WHAT IS NEEDED
In the data, find each line where the word "JSON" appears and list that line.

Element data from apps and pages
►
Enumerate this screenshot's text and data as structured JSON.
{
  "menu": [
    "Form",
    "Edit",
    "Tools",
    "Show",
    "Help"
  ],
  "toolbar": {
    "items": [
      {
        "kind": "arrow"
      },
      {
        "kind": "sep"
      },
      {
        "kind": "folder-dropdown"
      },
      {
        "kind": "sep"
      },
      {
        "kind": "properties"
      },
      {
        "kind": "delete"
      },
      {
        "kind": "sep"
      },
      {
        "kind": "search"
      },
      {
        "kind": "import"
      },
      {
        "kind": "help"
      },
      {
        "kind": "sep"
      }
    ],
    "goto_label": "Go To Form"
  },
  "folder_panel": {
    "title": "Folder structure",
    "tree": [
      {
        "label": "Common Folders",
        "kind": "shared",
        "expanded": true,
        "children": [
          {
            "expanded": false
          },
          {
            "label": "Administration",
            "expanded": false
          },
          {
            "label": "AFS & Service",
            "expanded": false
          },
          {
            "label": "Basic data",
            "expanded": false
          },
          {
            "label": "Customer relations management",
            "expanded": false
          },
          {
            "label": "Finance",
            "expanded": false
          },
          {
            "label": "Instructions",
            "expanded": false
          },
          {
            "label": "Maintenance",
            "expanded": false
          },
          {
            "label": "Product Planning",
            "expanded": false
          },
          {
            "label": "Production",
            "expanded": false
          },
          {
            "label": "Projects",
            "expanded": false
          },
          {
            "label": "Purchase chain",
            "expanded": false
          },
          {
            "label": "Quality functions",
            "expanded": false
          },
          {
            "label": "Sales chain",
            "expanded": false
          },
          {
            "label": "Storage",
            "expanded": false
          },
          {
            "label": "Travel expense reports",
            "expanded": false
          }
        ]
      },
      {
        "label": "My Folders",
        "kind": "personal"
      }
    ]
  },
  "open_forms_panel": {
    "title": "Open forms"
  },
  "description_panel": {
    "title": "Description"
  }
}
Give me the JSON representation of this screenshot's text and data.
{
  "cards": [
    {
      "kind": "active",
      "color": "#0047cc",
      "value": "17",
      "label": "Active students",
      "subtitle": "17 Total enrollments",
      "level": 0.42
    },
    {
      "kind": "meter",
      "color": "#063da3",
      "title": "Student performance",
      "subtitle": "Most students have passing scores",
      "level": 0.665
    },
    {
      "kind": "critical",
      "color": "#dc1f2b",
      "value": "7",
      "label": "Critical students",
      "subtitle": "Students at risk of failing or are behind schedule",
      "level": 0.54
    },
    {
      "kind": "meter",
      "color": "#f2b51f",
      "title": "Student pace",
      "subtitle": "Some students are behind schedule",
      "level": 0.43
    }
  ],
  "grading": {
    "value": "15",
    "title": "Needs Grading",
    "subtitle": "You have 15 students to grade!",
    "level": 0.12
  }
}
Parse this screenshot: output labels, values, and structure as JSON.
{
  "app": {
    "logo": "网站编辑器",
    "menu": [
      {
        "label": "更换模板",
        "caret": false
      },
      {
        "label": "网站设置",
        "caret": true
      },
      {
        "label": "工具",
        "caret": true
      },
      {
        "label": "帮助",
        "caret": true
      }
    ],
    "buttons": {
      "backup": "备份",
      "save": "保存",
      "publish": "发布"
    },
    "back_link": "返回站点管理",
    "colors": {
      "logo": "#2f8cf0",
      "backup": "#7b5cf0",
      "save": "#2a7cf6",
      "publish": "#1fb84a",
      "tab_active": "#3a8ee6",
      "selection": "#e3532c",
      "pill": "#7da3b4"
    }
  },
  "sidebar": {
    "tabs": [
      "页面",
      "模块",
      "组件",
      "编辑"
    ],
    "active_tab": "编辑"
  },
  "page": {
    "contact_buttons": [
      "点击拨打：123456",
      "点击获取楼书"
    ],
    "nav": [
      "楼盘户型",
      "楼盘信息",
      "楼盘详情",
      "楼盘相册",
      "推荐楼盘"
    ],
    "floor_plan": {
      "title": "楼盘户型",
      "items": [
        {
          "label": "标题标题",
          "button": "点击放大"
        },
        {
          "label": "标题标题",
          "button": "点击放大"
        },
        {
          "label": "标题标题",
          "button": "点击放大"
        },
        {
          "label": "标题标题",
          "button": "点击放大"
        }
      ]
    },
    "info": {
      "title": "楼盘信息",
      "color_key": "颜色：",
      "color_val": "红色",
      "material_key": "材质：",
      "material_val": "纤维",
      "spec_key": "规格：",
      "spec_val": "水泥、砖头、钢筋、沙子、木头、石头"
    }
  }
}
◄
ANSWER SPACE
Enumerate this screenshot's text and data as structured JSON.
Give me the JSON representation of this screenshot's text and data.
Parse this screenshot: output labels, values, and structure as JSON.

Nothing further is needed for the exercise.